Despite an aesthetic rooted in the storied androgynous tradition of glam rock and new romanticism, HMLTD appear less defined by the rigid tropes of the past, instead transcending genre boundaries at a whim; hybridising art rock, trap, electro and post-punk elements with quickfire elasticity. Formerly known as Happy Meal Ltd, the five-piece have previously issued glimpses of their penchant for quasi-new wave decadence, albeit in a chequered fashion - a scattering of singles and 2018 EP release Hate Music Last Time Delete to their name. Testament to the outfit's commitment to creative independence, West Of Eden indulges in a vision freed from the corporate machinations that have proved a professional thorn in the band's side in recent years, namely their breakdown in relations with Sony.

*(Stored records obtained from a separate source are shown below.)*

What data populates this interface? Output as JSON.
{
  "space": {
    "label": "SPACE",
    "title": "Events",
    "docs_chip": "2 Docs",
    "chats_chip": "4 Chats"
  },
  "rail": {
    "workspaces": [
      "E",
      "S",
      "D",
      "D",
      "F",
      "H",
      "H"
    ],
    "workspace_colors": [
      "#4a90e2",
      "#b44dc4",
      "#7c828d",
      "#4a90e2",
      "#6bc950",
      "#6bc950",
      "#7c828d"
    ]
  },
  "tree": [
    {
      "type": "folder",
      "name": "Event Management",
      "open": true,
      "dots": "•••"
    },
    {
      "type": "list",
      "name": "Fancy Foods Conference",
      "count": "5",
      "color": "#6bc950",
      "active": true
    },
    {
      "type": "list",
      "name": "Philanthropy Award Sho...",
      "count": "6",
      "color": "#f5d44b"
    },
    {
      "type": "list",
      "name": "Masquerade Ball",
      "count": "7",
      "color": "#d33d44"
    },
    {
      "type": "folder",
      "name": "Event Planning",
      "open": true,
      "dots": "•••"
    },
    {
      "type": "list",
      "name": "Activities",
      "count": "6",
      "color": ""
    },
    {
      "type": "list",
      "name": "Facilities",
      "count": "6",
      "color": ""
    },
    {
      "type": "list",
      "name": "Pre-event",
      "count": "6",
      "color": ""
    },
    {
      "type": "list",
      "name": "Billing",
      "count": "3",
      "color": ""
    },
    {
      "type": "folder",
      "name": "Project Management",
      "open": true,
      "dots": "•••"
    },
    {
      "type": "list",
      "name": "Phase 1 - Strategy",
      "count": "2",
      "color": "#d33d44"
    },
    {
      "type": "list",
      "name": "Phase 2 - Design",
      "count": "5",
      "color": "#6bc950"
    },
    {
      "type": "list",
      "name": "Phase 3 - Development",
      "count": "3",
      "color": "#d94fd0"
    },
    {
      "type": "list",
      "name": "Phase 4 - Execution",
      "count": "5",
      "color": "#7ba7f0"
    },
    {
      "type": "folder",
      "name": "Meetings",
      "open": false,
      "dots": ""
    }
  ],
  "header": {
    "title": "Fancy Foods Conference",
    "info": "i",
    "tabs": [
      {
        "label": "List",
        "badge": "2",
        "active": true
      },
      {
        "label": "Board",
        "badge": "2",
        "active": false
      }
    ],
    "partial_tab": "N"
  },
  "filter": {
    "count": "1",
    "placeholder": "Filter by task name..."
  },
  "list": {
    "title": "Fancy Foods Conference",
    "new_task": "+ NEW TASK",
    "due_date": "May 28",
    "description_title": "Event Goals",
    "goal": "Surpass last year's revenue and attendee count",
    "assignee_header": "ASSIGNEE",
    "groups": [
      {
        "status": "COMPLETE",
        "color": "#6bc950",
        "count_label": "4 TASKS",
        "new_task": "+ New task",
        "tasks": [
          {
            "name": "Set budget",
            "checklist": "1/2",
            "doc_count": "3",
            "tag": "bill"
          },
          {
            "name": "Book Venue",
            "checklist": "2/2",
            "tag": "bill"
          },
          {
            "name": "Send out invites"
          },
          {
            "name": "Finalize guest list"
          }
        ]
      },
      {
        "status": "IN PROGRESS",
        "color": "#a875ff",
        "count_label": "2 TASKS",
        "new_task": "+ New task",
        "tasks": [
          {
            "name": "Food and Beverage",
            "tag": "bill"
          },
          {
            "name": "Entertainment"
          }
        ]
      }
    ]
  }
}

HMLTD's backstory is a short but complex one. One of Britain's most talked-about new groups around 2017, the extravagant art school quintet then went on to ink a huge major label deal with Sony. But that deal dissolved, taking a great deal of buzz with it. 'West Of Eden' is one of 2018's most anticipated debuts seeing daylight at last.
I t seemed as though HMLTD's moment had come and gone. A couple of years ago, their riotous gigs were the most fun you could have while paying too much for warm cans of lager, but a deal with Sony seemed a stretch for a band who, no matter how great they were live, didn't seem to be rolling in radio-friendly hit singles. They were duly dropped and, as their contemporaries from the scene based around the Windmill in south London overtook them - Shame, Goat Girl, Black Midi - HMLTD seemed condemned to having been a brief but startling firework.
London's HMLTD have enjoyed one of the more interesting career arcs of the last five years. The Band To Watch in 2017 cultivated a substantial following off the back of their first two singles; the genre skipping double A-side 'Stained/Is This What You Wanted?' and the pre-Old Town Road cowboy trap number 'To The Door' cemented their reputation as an exciting musical force. The buzz of the early singles combined with the "fully realised phantasmagoric spectacle" of their live shows drummed up further hype.